Entries taken from a collection:
- - - - -

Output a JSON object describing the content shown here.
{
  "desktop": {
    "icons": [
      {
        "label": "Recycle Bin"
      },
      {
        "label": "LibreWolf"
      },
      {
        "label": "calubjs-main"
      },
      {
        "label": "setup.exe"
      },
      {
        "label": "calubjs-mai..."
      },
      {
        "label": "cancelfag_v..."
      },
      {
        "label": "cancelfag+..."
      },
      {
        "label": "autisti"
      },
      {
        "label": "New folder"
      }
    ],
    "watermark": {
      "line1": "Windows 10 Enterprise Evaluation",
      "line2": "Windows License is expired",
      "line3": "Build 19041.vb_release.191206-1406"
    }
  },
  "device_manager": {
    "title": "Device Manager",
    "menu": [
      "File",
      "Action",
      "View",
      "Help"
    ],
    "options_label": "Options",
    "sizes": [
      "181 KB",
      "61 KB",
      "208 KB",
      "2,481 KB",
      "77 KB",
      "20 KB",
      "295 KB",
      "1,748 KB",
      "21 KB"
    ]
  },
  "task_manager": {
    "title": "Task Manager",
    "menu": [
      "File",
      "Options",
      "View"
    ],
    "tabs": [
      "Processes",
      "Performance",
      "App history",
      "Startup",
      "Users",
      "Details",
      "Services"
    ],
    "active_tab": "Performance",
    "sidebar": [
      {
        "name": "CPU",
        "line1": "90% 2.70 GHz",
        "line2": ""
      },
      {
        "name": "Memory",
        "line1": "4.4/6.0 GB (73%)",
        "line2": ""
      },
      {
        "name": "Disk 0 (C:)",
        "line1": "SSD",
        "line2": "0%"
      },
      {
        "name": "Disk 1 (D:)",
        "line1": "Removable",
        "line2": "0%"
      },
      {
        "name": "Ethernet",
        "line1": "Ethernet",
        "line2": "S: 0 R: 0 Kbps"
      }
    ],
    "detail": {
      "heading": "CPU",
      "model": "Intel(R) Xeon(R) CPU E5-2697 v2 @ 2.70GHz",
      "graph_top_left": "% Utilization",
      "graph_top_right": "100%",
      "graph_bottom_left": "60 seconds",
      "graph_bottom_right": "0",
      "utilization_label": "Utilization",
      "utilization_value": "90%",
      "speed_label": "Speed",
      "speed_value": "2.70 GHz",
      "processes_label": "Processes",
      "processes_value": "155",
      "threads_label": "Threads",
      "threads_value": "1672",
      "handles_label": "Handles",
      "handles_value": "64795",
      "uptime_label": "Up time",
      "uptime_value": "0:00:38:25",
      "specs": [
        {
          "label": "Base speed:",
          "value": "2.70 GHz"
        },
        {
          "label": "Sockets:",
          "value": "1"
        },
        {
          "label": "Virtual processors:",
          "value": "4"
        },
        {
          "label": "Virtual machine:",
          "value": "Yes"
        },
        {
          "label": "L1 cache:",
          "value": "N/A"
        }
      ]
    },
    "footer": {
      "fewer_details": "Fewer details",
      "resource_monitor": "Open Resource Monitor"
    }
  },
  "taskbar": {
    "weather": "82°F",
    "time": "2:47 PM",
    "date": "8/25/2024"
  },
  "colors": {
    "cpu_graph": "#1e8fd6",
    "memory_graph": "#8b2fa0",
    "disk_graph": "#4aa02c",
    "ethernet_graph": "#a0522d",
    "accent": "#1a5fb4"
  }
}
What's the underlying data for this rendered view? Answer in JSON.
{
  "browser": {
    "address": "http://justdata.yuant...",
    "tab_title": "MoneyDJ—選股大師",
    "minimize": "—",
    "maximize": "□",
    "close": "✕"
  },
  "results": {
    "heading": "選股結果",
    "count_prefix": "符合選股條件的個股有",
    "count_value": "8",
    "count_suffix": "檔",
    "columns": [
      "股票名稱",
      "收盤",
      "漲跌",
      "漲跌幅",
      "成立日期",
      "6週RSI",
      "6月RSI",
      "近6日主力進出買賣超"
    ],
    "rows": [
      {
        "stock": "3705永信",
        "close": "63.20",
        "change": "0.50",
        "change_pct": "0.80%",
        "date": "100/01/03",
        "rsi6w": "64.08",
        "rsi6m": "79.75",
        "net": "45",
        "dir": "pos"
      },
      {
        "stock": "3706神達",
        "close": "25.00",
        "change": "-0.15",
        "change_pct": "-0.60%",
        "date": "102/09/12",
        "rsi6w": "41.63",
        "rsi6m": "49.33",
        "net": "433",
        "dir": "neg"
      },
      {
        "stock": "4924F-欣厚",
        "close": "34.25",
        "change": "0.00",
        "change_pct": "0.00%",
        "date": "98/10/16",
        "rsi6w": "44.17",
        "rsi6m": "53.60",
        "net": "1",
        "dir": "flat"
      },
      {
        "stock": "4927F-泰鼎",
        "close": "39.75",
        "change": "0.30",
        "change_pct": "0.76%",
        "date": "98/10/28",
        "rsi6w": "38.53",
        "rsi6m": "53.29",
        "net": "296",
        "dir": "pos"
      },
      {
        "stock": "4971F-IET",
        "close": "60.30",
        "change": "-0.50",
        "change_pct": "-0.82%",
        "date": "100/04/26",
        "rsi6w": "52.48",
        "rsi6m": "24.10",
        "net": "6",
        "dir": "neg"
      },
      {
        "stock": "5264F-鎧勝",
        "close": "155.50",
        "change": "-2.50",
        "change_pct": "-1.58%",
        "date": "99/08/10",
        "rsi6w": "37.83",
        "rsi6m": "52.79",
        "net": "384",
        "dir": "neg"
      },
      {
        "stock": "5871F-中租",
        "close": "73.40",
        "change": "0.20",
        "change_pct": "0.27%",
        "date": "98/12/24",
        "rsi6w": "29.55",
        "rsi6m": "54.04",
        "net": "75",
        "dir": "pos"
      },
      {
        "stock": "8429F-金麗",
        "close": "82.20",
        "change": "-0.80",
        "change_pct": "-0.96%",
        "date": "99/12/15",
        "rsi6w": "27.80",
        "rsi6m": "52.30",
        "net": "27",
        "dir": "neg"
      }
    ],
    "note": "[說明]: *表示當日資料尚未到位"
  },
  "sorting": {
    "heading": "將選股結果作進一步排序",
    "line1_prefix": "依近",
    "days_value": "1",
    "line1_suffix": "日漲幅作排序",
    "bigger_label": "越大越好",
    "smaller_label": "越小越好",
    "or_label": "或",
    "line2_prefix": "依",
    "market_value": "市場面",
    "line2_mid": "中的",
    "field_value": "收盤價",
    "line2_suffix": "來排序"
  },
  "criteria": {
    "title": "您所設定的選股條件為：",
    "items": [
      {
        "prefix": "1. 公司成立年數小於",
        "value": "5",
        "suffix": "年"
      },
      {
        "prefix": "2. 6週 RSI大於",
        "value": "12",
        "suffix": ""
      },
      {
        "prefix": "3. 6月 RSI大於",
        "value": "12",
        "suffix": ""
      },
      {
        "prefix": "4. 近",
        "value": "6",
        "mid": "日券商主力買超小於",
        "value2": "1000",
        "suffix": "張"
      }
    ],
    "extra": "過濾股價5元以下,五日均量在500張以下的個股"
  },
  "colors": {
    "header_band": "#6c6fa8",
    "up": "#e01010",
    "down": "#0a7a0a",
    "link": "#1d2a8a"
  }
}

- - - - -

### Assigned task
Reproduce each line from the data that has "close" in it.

### Output for this exercise
    "close": "✕"
        "close": "63.20",
        "close": "25.00",
        "close": "34.25",
        "close": "39.75",
        "close": "60.30",
        "close": "155.50",
        "close": "73.40",
        "close": "82.20",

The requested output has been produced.